Social Media has been around for a while now – and is probably one of the most heralded and over-analyzed subject around. As part of our Inbound Marketing series, this post will focus on a few important aspects of social media programs and give our advice on how to best use the time and resources you have to be successful.
Which Platforms to Use?
First and foremost – don’t worry about the entire world of social media platforms. Do a little research and find out which network your audience is using. The demographics of the social networks sometimes will give clues as to which might be the most effective with your customers. For example, if you have a highly visual product that is geared toward young men – YouTube would be a natural choice. If your product is geared more toward women – Facebook or Pinterest would probably be in the mix.
Once the networks are up and running, do a spot-check now and then to make sure they’re still growing and meeting the needs of your audience.
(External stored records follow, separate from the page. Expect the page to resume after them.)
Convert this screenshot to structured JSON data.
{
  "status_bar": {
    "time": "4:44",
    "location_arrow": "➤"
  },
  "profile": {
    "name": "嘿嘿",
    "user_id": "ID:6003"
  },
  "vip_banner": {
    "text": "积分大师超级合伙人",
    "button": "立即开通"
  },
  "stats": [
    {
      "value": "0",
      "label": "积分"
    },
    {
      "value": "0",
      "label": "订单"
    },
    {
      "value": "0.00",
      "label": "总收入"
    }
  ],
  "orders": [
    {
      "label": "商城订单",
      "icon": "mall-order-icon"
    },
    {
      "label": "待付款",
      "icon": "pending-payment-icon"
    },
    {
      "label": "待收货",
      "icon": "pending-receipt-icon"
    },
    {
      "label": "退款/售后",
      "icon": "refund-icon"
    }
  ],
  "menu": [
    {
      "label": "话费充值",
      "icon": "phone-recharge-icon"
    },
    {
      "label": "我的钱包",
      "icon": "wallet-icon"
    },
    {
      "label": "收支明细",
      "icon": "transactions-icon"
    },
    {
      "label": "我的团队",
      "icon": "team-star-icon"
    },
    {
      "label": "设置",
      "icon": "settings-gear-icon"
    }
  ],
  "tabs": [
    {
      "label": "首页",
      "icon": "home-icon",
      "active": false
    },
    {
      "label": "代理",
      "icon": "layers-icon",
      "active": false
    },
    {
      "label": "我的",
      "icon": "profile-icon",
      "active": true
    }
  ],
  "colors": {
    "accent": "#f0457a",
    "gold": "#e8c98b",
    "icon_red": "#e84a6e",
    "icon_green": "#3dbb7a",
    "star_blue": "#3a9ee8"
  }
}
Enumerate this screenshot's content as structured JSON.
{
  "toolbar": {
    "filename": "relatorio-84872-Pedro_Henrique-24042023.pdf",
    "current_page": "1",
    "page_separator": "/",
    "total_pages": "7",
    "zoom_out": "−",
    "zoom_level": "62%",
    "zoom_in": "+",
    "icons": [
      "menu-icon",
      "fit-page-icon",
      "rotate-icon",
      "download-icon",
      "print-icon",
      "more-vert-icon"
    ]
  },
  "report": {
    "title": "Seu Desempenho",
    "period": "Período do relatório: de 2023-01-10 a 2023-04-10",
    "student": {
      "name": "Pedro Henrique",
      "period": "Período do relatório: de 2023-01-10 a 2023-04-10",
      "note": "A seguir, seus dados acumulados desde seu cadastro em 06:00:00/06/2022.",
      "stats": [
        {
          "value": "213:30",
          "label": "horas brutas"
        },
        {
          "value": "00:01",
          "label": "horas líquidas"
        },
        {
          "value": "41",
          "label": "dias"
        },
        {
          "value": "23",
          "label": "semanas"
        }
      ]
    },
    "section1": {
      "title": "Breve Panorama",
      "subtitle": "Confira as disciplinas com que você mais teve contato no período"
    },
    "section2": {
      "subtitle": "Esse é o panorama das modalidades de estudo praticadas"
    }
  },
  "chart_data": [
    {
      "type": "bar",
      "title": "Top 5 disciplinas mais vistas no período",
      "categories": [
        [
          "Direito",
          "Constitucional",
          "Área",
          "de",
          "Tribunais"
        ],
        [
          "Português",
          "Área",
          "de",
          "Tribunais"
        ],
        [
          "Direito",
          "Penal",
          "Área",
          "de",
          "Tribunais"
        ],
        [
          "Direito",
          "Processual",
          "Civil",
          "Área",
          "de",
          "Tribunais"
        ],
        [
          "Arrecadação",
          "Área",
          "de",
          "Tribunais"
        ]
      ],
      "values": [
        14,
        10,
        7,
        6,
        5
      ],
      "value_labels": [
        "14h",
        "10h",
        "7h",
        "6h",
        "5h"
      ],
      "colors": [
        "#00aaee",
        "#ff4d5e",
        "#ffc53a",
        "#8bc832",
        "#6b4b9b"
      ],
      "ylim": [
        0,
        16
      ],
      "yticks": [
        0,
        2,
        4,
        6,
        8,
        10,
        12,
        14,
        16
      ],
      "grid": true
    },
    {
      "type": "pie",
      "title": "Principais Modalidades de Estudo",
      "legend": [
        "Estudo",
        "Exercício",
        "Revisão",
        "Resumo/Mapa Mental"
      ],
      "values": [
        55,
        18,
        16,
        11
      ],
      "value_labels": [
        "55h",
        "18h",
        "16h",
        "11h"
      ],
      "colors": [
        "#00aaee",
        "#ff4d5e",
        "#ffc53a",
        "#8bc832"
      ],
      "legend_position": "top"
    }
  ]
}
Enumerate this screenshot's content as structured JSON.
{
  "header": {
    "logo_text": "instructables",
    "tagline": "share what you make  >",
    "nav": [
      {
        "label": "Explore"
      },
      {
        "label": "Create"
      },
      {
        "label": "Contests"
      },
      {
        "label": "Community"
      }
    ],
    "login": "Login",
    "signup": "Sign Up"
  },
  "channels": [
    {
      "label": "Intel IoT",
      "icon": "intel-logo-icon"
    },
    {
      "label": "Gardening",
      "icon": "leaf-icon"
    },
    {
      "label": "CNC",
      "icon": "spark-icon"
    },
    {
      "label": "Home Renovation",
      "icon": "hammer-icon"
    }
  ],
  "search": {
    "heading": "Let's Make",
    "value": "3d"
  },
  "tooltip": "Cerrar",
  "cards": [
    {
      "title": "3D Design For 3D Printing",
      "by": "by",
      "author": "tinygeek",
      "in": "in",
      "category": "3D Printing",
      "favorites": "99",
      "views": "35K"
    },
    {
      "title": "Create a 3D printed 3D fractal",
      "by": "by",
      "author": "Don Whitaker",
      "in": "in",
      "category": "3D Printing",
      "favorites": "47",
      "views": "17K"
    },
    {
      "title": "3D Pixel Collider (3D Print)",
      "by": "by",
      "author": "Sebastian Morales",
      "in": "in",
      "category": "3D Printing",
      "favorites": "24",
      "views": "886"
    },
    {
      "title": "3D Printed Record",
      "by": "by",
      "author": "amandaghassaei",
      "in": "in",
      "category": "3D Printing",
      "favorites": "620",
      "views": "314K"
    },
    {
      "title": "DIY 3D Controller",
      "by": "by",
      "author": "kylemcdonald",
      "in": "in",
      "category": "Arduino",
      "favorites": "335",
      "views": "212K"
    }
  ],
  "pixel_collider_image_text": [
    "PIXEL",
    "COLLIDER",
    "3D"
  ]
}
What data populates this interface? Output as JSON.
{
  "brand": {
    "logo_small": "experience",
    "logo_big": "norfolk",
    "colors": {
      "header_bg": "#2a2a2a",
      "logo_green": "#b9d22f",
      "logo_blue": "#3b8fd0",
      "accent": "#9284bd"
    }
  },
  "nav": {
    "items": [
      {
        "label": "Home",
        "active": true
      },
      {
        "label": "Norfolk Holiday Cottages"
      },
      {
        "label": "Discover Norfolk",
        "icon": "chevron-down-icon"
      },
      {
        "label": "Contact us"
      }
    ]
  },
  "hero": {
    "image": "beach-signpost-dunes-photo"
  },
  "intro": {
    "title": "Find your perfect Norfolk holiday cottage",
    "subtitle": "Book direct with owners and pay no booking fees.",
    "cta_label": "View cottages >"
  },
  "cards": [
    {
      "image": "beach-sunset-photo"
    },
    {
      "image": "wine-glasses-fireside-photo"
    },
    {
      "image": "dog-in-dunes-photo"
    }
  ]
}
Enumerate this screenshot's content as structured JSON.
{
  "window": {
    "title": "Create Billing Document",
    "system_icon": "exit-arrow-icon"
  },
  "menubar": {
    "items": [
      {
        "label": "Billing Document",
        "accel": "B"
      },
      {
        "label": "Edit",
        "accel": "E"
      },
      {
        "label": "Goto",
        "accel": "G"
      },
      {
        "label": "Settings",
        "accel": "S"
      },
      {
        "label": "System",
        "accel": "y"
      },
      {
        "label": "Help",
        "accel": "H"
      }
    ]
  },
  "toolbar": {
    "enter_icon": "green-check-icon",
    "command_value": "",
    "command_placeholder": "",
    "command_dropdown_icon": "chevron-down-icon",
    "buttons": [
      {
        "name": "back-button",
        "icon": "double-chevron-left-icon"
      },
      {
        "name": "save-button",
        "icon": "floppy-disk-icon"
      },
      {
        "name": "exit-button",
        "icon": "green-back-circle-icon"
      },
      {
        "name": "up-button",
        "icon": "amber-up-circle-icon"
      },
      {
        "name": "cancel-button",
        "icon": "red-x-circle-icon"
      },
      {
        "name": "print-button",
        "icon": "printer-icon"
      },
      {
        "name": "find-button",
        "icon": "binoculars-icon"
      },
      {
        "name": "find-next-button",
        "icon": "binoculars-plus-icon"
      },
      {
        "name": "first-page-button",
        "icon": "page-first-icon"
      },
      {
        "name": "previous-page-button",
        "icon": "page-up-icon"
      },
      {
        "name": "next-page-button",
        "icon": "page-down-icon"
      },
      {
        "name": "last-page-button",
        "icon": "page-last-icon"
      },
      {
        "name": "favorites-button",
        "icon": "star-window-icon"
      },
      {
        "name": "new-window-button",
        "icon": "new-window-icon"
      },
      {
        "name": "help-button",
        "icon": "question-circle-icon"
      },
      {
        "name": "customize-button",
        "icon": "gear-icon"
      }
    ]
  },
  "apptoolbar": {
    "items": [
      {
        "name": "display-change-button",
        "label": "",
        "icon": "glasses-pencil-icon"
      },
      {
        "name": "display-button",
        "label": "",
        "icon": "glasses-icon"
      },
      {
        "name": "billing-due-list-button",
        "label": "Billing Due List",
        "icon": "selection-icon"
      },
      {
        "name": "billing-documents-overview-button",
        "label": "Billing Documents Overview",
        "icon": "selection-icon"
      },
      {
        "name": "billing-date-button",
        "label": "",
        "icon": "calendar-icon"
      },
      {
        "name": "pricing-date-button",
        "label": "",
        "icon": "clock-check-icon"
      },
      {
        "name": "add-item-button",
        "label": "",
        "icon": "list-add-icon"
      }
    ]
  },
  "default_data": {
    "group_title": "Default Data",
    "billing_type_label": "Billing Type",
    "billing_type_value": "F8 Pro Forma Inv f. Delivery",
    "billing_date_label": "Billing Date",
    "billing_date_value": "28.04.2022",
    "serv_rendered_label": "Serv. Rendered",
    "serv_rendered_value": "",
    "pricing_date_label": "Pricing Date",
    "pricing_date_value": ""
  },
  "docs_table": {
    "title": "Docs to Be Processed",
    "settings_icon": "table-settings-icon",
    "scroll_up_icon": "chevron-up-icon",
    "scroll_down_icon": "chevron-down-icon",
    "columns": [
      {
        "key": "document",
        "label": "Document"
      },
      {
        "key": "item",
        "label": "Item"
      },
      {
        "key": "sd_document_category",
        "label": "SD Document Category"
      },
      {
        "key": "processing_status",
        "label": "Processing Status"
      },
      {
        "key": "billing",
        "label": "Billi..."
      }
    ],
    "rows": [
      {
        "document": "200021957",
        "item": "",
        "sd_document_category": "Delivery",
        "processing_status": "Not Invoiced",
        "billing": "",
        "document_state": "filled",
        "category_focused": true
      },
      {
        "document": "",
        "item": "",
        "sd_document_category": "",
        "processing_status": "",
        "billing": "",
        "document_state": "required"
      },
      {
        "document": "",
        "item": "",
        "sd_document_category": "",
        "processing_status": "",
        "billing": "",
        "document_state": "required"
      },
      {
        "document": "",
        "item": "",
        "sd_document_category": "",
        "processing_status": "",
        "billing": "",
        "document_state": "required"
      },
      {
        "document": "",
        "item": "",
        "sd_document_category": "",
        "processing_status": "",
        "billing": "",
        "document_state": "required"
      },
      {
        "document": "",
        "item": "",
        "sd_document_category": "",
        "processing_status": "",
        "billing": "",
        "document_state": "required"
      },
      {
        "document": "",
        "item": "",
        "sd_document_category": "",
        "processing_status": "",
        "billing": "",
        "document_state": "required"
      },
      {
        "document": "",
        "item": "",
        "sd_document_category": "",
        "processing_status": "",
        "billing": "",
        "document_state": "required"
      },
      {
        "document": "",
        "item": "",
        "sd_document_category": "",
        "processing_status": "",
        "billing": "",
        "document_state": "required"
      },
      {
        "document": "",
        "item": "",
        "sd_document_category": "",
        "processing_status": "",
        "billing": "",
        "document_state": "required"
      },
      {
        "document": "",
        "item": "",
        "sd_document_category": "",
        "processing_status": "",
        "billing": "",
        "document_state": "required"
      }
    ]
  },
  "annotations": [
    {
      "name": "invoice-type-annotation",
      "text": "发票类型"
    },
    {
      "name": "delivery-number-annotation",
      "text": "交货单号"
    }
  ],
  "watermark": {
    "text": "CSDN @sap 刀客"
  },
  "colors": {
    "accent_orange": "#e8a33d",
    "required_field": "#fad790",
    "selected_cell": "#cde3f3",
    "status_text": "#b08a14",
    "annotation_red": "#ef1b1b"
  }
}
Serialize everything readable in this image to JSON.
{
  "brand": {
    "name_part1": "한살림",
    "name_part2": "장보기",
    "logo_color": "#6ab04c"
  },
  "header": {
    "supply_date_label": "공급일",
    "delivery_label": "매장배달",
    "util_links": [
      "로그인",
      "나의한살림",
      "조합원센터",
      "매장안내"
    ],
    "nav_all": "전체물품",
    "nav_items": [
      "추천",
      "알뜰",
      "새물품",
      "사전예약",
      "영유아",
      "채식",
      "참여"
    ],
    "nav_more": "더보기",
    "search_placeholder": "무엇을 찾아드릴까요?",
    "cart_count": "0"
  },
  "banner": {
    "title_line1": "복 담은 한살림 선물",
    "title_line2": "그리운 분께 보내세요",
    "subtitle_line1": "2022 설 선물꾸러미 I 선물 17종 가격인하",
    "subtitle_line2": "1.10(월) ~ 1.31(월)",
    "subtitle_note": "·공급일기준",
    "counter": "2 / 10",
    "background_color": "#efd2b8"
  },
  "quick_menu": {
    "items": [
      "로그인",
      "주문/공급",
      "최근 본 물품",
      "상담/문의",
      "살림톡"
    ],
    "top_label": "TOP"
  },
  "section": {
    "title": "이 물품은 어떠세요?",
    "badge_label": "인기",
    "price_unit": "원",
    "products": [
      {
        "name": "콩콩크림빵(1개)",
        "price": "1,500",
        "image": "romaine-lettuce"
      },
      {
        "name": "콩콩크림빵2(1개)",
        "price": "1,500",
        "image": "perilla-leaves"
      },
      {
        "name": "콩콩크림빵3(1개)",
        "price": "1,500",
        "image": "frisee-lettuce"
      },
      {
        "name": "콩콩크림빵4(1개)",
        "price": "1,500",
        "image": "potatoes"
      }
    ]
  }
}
Then, measure the results you’re seeing.
What you should be measuring?
• Quality vs. quantity: The numbers of fans or followers you’re able to accumulate is not as important as the quality of fans you have. If you’re selling tractors and your fan base is a bunch of housewives from the city, then there’s something seriously wrong.
• Engagement is really the gold standard in social media success. Connecting with fans and getting their feedback via mentions and retweets on Twitter (for example) are better than just mindlessly gaining followers. Social media platforms are built around creating dialogue, so once you create engaging posts, increased traffic and fans will follow.
• Traffic/views: Some social media tools have built-in analytics that measure how many people have interacted with the content. Aim for a steady increase in traffic over time.
• Demographics: Ideally, the content on your website is attracting the right demographic visitors. The only way to tell is to observe the demographics of the site visitors using Facebook Insights and Google Analytics. If you notice readership trends are down for your targeted demographics, then perhaps tweaking the content (or the social networks you’re using) would help.
• Referral traffic: Whether you are trying to prove the ROI of your social media platforms to your boss or trying to figure out which platforms to cut loose, measuring referral traffic is important. The data in Google Analytics and other tools like HubSpot can help uncover these data nuggets.
Why visuals are important:
67% of Americans are visual learners, so be sure to include visuals which accompany text. People have increasingly short attention spans; so keep their attention a little longer by giving them something to share with their friends that is quick and easy to comprehend. Infographics and photos are perfect examples of sharable content that can help visual learners absorb your content more easily.
How to increase interaction:
Advertising on social networks is a rather new – but an increasingly important – part of the social media mix. For example, a typical digital banner only reaches 27% of the people it’s intended for, while Facebook ads typically reach more than 90% of the intended recipients.
Facebook has intentionally decreased the organic reach of posts so only 6% of your fans see your posts in their newsfeed. That is why Facebook advertising has become an essential component of this particular channel.
Twitter, Pinterest and YouTube also have advertising platforms in operation and Instagram is working to roll one out soon. Advertising is especially effective when launching a social media campaign or when you have something special going on – like a big milestone anniversary or a huge sale.
This is the last post in a series on Inbound Marketing. Here are links to the other posts in the series: